It didn't help that the Mountain View, Calif.-based Internet search, advertising and mobile operating system giant also failed to meet or beat the consensus per-share profit target of $8.11, coming in at just $8.08 a share.
Google (NASDAQ: GOOG) shares tumbled more than 7% -- plunging below $550 for the first time in six months -- the day after releasing its results. Even after investors cooled off over the weekend, the stock continued its regression, falling to around $521 a share by Wednesday's close.
Besides the sharp and disconcerting spike in operating expenses, up 54% to more than $2.84 billion, it seems investors and analysts were equally put off by co-founder and recently reinstated CEO Larry Page's exceeding brief and largely meaningless contribution during the post-release conference call with analysts.
The performances of both the company and its CEO, who mostly spoke in generalities about how "excited" he was about Google's prospects and product pipelines during his 90-second cameo, was enough to bring about the unthinkable: a downgrade to a "hold" recommendation from Citigroup analyst Mark Mahaney.
"We believe Google is likely to be range-bound for the foreseeable future," Mahaney wrote in a research note Friday, adding that the sharp increase in expenses combined with "limited management disclosure suggests a lack of discipline in a growth/competitive environment that simply isn't as open-ended as it was for [Google] prior to the recession."
Mahaney also cut his 52-week price target on the ultimate tech bellwether from $750 a share to $650.
To be clear, Google doesn't appear to be in imminent danger of falling off the cliff like previous Wall Street tech darlings like AOL, Yahoo and eBay which have and still are, to varying degrees, struggling to manage expenses and define themselves and their strategies after years of unbridled growth and success.

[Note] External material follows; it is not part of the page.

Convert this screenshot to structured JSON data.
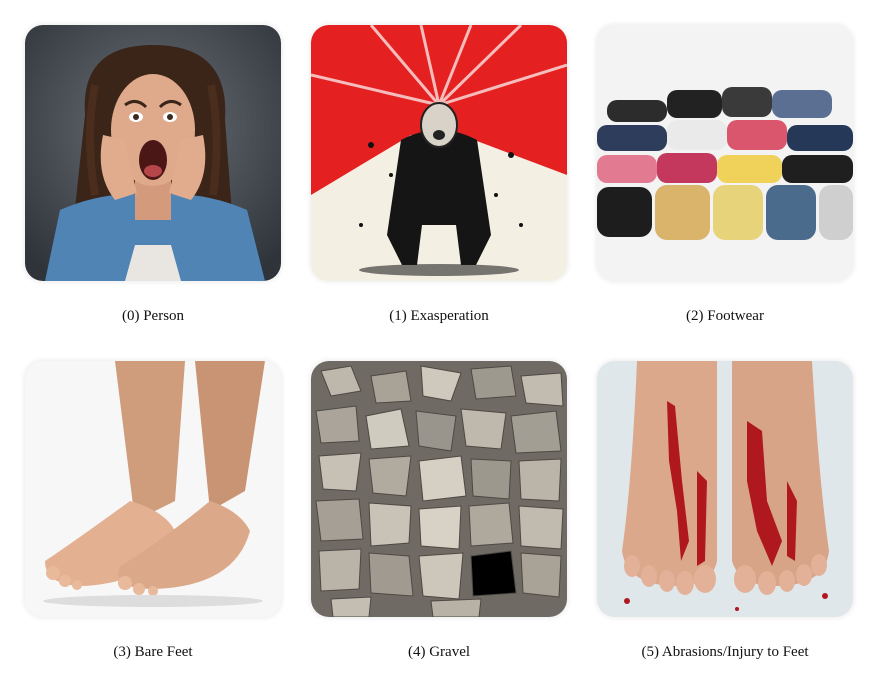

In fact, much of Google's expenses undoubtedly were related to their continued hiring spree. The company ended the quarter with more than 26,300 employees, up from just over 20,000 a year ago and almost 2,000 in the first quarter alone. Making matters worse, at least from a balance-sheet perspective, was the fact that the first quarter included a 10 percent, across-the-board salary increase for all employees.
"The most concerning element, in our view, was management's reiteration of its disciplined approach, despite the financial results that suggest otherwise," Stifel Nicolaus analyst Jordan Rohan wrote in a research note. "That contradiction made the new Larry Page era start out with a dose of tone deafness."
Google CFO Patrick Pichette defended the rising expenses by saying the company was "really bullish on our prospects," still adheres to the financial discipline imposed for years so successfully by former CEO Eric Schmidt and requires "everybody that has a cost center to demonstrate cost productivity."
Considering its catbird position in the gigantic search and advertising market and the fact that 350,000 Android-powered mobile devices are sold each day, many analysts were willing to give Google the benefit of the doubt.
"Although Google's expense growth was higher than expected in Q1, we believe the incremental investment will likely result in strong revenue growth in 2011-2013 at high returns on invested capital," Jim Frieland, an analyst at Cowen & Co., wrote in a research note.
Caris & Co.'s Sandeep Aggarwal was also pragmatic in his post-earnings assessment.
"We believe that for every new full-time employee Google is hiring, they are also hiring one contractor and disproportionately higher resources are going in social, mobile, local and display," he wrote in a research note. "However, as long as Google can offset the margin decline by in-line type of EBITDA and EPS, in actual dollars, due to higher-than-expected, top-line growth, the stock will likely work."
Thirty-five of the 41 analysts following Google maintain either a "buy" or "strong buy" recommendation.